BATESVILLE — The Independence County Master Gardeners will have their annual plant sale from 8 a.m. to 1 p.m. April 28 at the Batesville National Guard Armory, 1690 White Drive. There is no admission charge, and the public is invited.
As in years past, the sale will feature a wide assortment of plants, including annuals, perennials, shrubs and vegetables, as well as hanging baskets just in time for gifts for Mother’s Day.
“Come early for a good selection,” said Rose Ann Houston, president of the Master Gardeners. “There are always people lined up at the door before we open. We will have great prices on locally grown and harvested plants.
“We will also have birdhouses, macramé plant hangers and hanging baskets. Most plants will be priced between $2 and $5, and there will probably not be anything over $20.”
A group of the Master Gardeners gathered recently at the White River Community Garden to work in the herb garden that they maintain at that location. They brought plants from their gardens to repot for the sale.
Charlene Morrison of Newark brought a variety of iris for the group to sort and repot.
“We focus on education and beautification of the community,” Morrison said.
Beth Gooch of Batesville said many of the plants that will be featured at the sale are raised specifically in Independence County.
“People will be lined up outside the armory, even if it’s raining,” Gooch said, smiling. “They are eager to see what we have for sale.”
Sue Kibbe of Batesville said the Master Gardeners “will also have a children’s corner where children can come and plant a marigold in a container and take it home with them.
“That’s always popular with people.”
Proceeds from the plant sale are used for beautification and education projects.
The local Master Gardeners provide landscaping at the Batesville Aquatic Center, the Independence County Cooperative Extension Service building in Batesville, a rose garden at the Oaklawn Cemetery in Batesville and the city park in Newark. They also help with projects at several schools in the county.
“Master Gardeners volunteered 2,070 hours last year,” said Nathan Reinhart, agent for agriculture and staff chair of the Independence County Cooperative Extension Service, who also serves as adviser to the Master Gardeners.
“The Independence County Master Gardeners have a real passion for making Independence County a beautiful place to live and work,” he said. “They are dedicated to learning and showing how to make the landscape around the community more appealing to the eye.”
Houston said there are 35 to 40 members of the local organization.
Other officers of the Independence County Master Gardeners are Asa Whitaker of Moorefield, first vice president; Judy Allen of Batesville, second vice president; Rita Clark of Cord-Charlotte, secretary; and Cathy Shonk, also of Cord-Charlotte, treasurer.

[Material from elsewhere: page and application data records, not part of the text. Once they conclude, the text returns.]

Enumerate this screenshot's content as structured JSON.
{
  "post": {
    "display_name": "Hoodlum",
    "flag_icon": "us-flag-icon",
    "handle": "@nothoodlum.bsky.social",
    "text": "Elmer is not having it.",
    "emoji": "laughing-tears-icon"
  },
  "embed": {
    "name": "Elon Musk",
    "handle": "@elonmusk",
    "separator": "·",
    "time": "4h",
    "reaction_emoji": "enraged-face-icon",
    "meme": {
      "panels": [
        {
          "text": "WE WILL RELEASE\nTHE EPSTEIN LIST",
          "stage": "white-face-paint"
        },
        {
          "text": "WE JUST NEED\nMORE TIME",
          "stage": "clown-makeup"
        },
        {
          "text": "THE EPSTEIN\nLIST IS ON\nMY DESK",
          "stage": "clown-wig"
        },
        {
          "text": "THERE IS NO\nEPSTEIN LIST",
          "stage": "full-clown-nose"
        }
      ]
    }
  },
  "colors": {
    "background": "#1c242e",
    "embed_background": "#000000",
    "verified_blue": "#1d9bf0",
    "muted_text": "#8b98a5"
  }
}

For more information on the Independence County Master Gardeners or the plant sale, call the Independence County Extension office at (870) 793-8840.